From having artwork banned from eBay to family members receiving threatening letters, what Michael D’Antuono paints is not for the faint of heart. The New Yorker took time to speak with Sun-Times Network about what made him so passionate about political, social and environmental issues, and his upcoming documentary “Black In(justice).”
Shamontiel Vaughn: What was your very first piece of art? Inspiration for it?
Michael D’Antuono: I’ve been making art since I was big enough to hold a pencil. The first piece I remember that obtained the high honor of making it to the refrigerator door was an unmistakable likeness of my grandfather, complete with cap and cane. I was about three or four years old at the time of that accomplishment. The piece had absolutely no social significance.
(In reference to) political paintings, “The Truth” — my portrait of President Obama standing in front of the presidential seal wearing a thorn of crowns was my first political piece.
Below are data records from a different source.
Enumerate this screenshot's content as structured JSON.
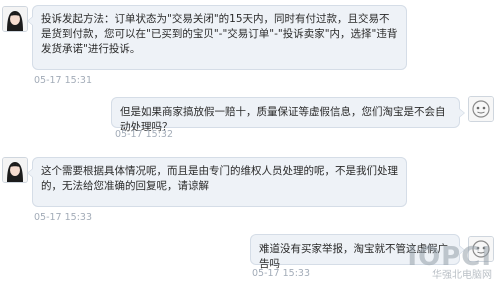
{
  "messages": [
    {
      "side": "left",
      "text": "投诉发起方法：订单状态为\"交易关闭\"的15天内，同时有付过款，且交易不是货到付款，您可以在\"已买到的宝贝\"-\"交易订单\"-\"投诉卖家\"内，选择\"违背发货承诺\"进行投诉。",
      "time": "05-17 15:31",
      "avatar": "female-avatar-icon"
    },
    {
      "side": "right",
      "text": "但是如果商家搞放假一赔十，质量保证等虚假信息，您们淘宝是不会自动处理吗？",
      "time": "05-17 15:32",
      "avatar": "user-avatar-icon"
    },
    {
      "side": "left",
      "text": "这个需要根据具体情况呢，而且是由专门的维权人员处理的呢，不是我们处理的，无法给您准确的回复呢，请谅解",
      "time": "05-17 15:33",
      "avatar": "female-avatar-icon"
    },
    {
      "side": "right",
      "text": "难道没有买家举报，淘宝就不管这虚假广告吗",
      "time": "05-17 15:33",
      "avatar": "user-avatar-icon"
    }
  ],
  "watermark": {
    "logo": "IOPCI",
    "site": "华强北电脑网"
  }
}
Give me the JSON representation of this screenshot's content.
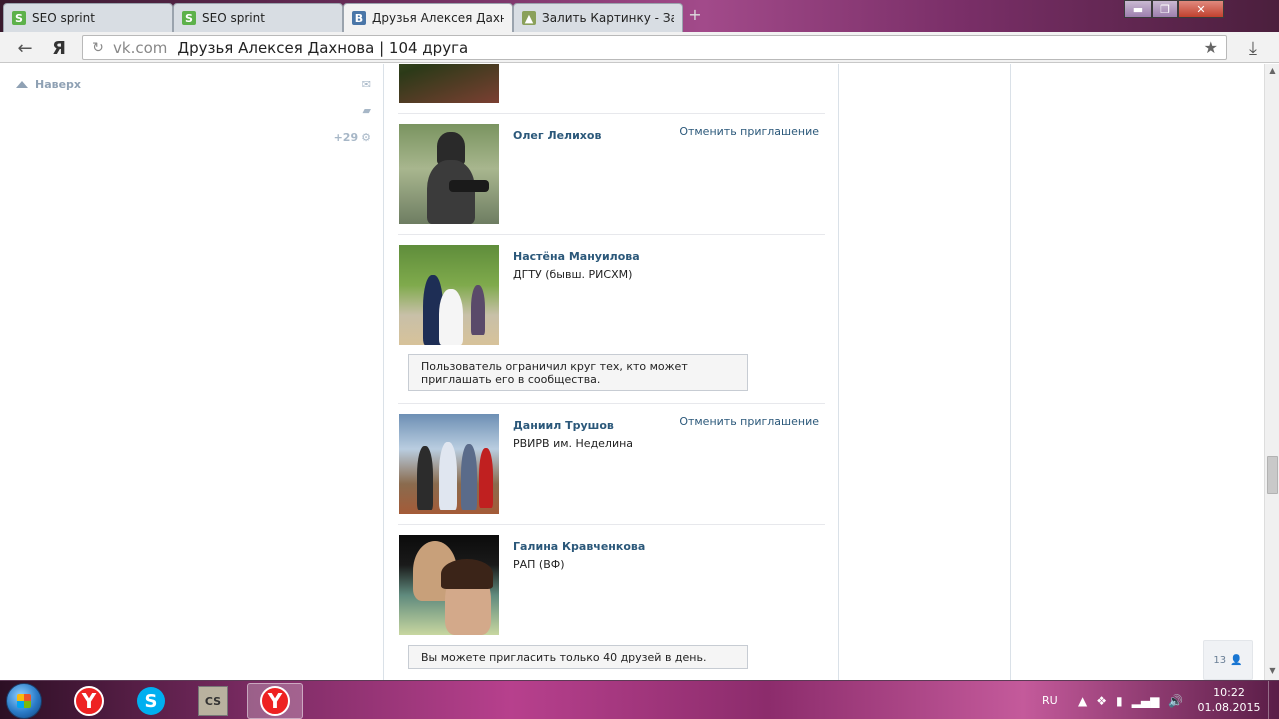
{
  "browser": {
    "tabs": [
      {
        "title": "SEO sprint",
        "icon": "seo-sprint-favicon",
        "active": false
      },
      {
        "title": "SEO sprint",
        "icon": "seo-sprint-favicon",
        "active": false
      },
      {
        "title": "Друзья Алексея Дахнова",
        "icon": "vk-favicon",
        "active": true
      },
      {
        "title": "Залить Картинку - Зал",
        "icon": "image-host-favicon",
        "active": false
      }
    ],
    "yandex_letter": "Я",
    "host": "vk.com",
    "page_title": "Друзья Алексея Дахнова | 104 друга"
  },
  "sidebar": {
    "up_label": "Наверх",
    "notifications_count": "+29"
  },
  "friends": [
    {
      "name": "",
      "subtitle": "",
      "cancel": ""
    },
    {
      "name": "Олег Лелихов",
      "subtitle": "",
      "cancel": "Отменить приглашение"
    },
    {
      "name": "Настёна Мануилова",
      "subtitle": "ДГТУ (бывш. РИСХМ)",
      "cancel": "",
      "notice": "Пользователь ограничил круг тех, кто может приглашать его в сообщества."
    },
    {
      "name": "Даниил Трушов",
      "subtitle": "РВИРВ им. Неделина",
      "cancel": "Отменить приглашение"
    },
    {
      "name": "Галина Кравченкова",
      "subtitle": "РАП (ВФ)",
      "cancel": "",
      "notice": "Вы можете пригласить только 40 друзей в день."
    }
  ],
  "online_counter": "13",
  "taskbar": {
    "apps": [
      "yandex-browser",
      "skype",
      "counter-strike",
      "yandex-browser-active"
    ],
    "language": "RU",
    "time": "10:22",
    "date": "01.08.2015"
  }
}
The inspiration for that was the polar opposite accounts on the president rendered by different news organizations and the divisional effect on the masses.